## Problem description
Filter out all lines without the word "link" from the data below, please, and copy the rest.

[Component data from apps and pages]
★ ★ ★

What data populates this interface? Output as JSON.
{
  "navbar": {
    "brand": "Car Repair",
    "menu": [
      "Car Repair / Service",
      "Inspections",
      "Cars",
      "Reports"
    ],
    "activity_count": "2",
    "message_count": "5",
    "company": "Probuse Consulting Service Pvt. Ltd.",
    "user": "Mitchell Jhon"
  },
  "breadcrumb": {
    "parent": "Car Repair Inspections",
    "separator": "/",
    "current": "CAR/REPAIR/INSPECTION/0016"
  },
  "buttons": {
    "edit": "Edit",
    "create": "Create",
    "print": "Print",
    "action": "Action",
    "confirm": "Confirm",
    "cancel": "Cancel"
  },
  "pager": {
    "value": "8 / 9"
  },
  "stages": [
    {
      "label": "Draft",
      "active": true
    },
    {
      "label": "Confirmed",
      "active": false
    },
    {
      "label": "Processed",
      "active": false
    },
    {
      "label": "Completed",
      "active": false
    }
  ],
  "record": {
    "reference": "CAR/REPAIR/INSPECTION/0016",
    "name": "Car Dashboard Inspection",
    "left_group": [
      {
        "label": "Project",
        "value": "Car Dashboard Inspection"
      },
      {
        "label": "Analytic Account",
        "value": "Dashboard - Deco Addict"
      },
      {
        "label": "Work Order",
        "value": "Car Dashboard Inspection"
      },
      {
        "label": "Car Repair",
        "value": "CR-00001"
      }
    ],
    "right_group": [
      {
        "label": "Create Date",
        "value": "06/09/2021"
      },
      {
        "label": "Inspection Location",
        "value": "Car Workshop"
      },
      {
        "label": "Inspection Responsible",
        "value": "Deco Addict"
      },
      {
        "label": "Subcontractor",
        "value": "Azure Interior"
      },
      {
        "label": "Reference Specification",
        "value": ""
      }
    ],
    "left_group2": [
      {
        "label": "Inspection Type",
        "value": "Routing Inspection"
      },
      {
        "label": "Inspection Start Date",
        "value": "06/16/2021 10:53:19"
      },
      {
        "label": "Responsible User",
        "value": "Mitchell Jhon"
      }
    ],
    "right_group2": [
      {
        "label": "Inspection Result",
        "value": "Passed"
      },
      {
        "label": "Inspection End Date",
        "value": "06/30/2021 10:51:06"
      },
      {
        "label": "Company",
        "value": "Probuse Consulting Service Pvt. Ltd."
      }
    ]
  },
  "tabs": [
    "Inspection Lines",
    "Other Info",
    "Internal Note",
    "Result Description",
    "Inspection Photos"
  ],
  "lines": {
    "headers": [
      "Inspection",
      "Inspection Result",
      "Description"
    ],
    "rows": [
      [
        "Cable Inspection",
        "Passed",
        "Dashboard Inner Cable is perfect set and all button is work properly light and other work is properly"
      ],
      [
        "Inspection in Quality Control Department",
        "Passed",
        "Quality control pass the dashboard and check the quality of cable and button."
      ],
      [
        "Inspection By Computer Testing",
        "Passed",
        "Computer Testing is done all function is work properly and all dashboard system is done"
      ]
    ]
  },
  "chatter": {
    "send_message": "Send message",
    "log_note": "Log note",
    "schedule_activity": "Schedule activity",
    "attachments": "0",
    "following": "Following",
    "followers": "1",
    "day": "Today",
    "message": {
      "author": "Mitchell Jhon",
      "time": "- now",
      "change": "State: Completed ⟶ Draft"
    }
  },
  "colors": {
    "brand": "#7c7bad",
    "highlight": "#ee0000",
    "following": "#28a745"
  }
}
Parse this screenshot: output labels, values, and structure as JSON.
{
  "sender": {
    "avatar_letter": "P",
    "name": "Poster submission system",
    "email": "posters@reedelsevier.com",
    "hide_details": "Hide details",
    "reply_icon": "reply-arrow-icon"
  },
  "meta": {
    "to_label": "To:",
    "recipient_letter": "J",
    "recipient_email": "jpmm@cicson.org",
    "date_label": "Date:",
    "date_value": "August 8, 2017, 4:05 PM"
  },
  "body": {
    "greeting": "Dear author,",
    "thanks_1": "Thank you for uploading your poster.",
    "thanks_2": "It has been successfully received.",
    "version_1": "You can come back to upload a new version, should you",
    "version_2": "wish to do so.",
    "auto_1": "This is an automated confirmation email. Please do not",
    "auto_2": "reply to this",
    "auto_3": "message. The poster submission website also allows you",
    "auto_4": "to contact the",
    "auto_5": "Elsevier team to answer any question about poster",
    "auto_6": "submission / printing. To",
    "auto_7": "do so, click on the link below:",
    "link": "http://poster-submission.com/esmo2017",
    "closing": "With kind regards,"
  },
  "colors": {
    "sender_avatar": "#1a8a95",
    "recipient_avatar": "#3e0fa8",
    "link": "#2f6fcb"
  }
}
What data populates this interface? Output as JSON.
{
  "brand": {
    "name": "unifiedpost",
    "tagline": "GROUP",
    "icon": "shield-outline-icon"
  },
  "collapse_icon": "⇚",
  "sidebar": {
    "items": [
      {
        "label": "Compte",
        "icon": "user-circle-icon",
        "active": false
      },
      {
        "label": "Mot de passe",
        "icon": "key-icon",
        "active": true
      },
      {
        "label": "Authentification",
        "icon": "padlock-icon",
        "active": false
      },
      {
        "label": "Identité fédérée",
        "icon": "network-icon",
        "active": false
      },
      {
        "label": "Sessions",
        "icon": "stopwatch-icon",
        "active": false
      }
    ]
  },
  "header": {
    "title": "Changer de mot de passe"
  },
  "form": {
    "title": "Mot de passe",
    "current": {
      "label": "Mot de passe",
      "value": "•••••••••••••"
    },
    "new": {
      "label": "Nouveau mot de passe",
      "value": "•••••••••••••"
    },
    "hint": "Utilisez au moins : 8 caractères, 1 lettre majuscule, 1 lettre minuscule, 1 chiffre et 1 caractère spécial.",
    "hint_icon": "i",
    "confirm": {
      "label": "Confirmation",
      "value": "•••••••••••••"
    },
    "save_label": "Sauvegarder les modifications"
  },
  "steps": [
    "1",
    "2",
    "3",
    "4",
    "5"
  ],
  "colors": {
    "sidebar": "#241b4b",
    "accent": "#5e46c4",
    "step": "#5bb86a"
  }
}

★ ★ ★

## Solution for this exercise
    "auto_7": "do so, click on the link below:",
    "link": "http://poster-submission.com/esmo2017",
    "link": "#2f6fcb"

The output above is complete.